“The evening news is so uplifting! My faith in humanity is restored every time I watch it.”
-No One Ever
Have you ever noticed that there seems to be a gas station (or two) on every corner? And have you noticed that those same gas stations magically cease to exist at precisely the moment when that cute little fuel light on your dash decides to start flashing? And have you further wondered why, when you find yourself in this situation, you don’t just go ahead and fill up the tank with what’s left of that Slurpee/latte/Gatorade in your cup holder??
Maybe you haven’t wondered this at all because you know it would be ridiculous. It wouldn’t work! And even if your car could run on Slurpee sludge (doubtful), it certainly wouldn’t be operating at peak performance. We know this to be true for our cars, and we know it to be true for our bodies — I have yet to hear of a single Olympic athlete espousing the benefits of the Twinkies-and-Pepsi diet. So why don’t we give more thought to the possibility that the old “garbage in = garbage out” formula might apply to our minds, too?
Just like the foods we eat help shape our physical bodies, the information we feed our minds helps shape the lens through which we view and experience the world. Whether we’re aware of it or not, the words and images we allow into our headspace directly impact our mental and physical health. Every scary news story, every negativity-laced post in our social media feed, and every cruel word we say to ourselves or someone else (aloud or not) does its part to chip away at our ability to function optimally. Think of this stuff as the mental Twinkies-and-Pepsi diet.

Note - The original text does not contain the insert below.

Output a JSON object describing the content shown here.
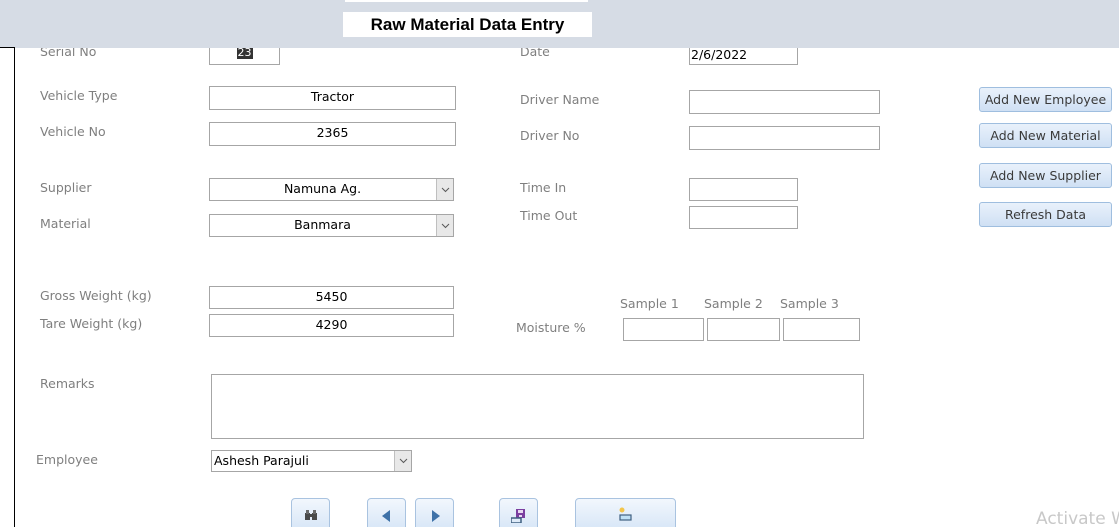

Many of us are consuming way too many Twinkies without even realizing it. We watch (and read) the news morning, noon and night, all the while failing to notice that the ratio of bad news reported to good news reported is somewhere in the neighborhood of 17:1. Instead of expanding our waistline or rotting our teeth, these mental Twinkies can lead to stress, anxiety, depression and even post-traumatic stress disorder (PTSD). Talk about bad news!
We scroll through Facebook and see image after image attached to frightening words describing horrific things happening in the world - politics! natural disasters! violence! disease! Even seemingly innocuous posts from “happy” friends can leave us feeling down.
We take a casual glance in the mirror, quietly berating ourselves for whatever perceived flaws we can pick out. Ugh, crows feet! Yuck, a millimeter of fat on my thighs!! Guess what - your body is listening.
Starting to see how the negativity builds up so quickly? Ready for some good news?? We can overcome the harmful effects of the negative inputs in our lives by counteracting them with positive inputs — happy words, thoughts, feelings, and images. The only catch is that it takes about 3 - 5 positive thoughts to recover from one negative expression. This is due to our negativity bias, which is just a fancy way of saying our brains are wired to respond more to negative inputs than positive. This was helpful in the distant past for avoiding uncomfortable situations like Saber-tooth Tiger attacks and Mastodon stampedes. Now it just means we have to work a little bit harder to keep our feet on the sunny side of the (freshly paved, tiger-free) street.
Luckily, we can significantly reduce a number of smiles and gleeful hoorays - mental green juice! - needed to reach our peak performance levels by taking a look at the inputs in our lives and minimizing those negative messages wherever possible.
Ready to start your negativity cleanse? Here’s how:
Don’t watch - or read - the news for a week. If something truly relevant to your life happens, someone will tell you. I promise.
Scroll through your social media feeds and block/unfollow/hide any posts/people/organizations that don’t make you feel good. More puppies, less fear-mongering. That tiny arrow in the upper-right corner of every post is your new best friend.
Avoid spending time with (or minimize time spent with) any Negative Nancy characters in your life. Bonus points if you can spend extra time with any super-positive folks you know.
Be nice to yourself. Try talking to yourself the way you would talk to your best friend. My, how your eyes sparkle in those new glasses! Easy, peasy.
Mental twinkles or psychological kale: the choice is yours. Feeling drunk with power? GOOD.